Dataset rows for apps and sites
-- Opening Marker --

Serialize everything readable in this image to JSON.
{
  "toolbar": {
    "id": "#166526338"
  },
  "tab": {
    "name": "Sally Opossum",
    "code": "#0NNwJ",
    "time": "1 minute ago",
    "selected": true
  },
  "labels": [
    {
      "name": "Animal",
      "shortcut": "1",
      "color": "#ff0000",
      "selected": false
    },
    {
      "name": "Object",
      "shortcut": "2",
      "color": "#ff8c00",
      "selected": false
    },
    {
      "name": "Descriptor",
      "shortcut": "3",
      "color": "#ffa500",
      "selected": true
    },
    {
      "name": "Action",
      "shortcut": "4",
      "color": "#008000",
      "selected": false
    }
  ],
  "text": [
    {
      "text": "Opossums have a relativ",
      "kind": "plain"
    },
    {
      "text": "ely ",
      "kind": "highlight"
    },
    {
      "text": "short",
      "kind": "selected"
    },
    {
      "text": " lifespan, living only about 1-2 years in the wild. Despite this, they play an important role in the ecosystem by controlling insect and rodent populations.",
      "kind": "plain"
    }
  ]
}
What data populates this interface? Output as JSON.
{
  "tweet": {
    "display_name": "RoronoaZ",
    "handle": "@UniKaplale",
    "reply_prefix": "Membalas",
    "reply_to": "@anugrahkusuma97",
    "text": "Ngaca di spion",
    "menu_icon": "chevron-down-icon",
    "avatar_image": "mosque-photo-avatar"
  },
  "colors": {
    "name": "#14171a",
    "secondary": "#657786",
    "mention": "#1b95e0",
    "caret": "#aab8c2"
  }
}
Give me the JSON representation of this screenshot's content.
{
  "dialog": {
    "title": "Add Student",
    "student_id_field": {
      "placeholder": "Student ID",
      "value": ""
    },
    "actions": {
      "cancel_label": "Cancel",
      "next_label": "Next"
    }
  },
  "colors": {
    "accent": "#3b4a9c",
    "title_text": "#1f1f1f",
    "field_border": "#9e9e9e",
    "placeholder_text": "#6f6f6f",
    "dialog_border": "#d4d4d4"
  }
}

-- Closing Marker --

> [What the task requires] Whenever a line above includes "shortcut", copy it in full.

> [Output for this task]
      "shortcut": "1",
      "shortcut": "2",
      "shortcut": "3",
      "shortcut": "4",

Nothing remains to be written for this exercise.